(Source data)
- - - - - - -

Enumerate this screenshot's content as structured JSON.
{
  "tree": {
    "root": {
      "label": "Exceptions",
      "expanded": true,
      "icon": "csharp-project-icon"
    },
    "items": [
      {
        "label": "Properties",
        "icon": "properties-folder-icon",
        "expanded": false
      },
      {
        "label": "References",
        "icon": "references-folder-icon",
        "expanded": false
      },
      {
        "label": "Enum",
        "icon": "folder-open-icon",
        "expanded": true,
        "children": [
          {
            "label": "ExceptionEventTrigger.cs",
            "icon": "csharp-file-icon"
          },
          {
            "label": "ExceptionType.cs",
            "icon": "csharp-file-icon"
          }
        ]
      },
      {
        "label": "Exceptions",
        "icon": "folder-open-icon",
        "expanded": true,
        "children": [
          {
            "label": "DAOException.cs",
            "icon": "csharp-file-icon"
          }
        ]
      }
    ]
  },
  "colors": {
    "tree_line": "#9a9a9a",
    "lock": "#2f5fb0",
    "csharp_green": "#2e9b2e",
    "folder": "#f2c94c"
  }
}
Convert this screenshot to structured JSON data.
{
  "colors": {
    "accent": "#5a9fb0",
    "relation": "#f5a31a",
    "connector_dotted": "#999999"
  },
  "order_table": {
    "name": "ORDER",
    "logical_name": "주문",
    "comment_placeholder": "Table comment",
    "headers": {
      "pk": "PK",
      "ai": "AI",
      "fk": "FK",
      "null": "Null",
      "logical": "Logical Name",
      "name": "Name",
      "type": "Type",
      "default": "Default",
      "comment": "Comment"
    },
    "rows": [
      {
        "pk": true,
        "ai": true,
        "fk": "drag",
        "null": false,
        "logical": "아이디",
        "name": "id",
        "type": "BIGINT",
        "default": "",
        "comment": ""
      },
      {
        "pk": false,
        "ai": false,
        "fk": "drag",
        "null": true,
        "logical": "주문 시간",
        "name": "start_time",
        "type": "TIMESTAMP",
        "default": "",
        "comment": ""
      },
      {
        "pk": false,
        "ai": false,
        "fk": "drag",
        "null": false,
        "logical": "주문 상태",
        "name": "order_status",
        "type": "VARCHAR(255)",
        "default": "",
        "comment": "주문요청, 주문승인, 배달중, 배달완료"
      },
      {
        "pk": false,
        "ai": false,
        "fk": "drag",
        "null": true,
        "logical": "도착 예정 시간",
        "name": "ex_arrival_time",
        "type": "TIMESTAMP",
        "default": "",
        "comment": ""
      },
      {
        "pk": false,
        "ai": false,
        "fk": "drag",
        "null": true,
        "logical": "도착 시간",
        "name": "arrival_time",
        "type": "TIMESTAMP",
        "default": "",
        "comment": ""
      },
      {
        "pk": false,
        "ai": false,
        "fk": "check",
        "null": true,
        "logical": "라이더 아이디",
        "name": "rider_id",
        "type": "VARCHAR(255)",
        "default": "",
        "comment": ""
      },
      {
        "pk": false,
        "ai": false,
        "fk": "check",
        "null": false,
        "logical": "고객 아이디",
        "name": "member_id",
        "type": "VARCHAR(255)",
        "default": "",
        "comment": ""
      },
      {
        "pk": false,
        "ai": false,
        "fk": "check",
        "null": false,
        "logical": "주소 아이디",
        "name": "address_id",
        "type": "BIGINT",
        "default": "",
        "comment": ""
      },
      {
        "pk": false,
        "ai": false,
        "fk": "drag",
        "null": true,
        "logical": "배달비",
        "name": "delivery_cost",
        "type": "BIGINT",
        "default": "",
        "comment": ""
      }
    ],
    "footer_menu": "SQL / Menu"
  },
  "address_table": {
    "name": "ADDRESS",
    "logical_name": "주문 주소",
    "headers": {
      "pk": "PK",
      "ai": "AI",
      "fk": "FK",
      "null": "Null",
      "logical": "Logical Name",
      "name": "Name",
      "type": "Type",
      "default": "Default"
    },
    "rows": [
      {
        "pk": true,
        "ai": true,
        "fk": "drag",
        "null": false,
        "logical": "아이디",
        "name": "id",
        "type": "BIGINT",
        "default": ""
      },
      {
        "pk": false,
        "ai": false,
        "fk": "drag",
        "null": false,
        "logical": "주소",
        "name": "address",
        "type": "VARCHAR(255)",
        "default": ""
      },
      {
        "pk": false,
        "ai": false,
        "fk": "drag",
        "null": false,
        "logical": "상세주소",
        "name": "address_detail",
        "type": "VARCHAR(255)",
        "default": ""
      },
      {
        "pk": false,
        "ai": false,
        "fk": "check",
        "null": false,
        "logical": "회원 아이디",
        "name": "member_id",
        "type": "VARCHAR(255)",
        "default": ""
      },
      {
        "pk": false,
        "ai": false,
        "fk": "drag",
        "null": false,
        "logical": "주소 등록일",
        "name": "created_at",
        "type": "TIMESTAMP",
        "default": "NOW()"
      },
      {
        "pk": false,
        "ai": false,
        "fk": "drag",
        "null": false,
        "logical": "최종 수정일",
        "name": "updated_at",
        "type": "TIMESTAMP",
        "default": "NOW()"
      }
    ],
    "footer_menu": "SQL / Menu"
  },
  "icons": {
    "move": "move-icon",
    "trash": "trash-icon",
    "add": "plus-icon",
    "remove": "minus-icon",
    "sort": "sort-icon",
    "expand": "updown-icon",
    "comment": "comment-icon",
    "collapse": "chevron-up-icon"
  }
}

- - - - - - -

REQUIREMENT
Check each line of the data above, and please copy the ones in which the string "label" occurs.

RESPONSE FOR THIS EXERCISE
      "label": "Exceptions",
        "label": "Properties",
        "label": "References",
        "label": "Enum",
            "label": "ExceptionEventTrigger.cs",
            "label": "ExceptionType.cs",
        "label": "Exceptions",
            "label": "DAOException.cs",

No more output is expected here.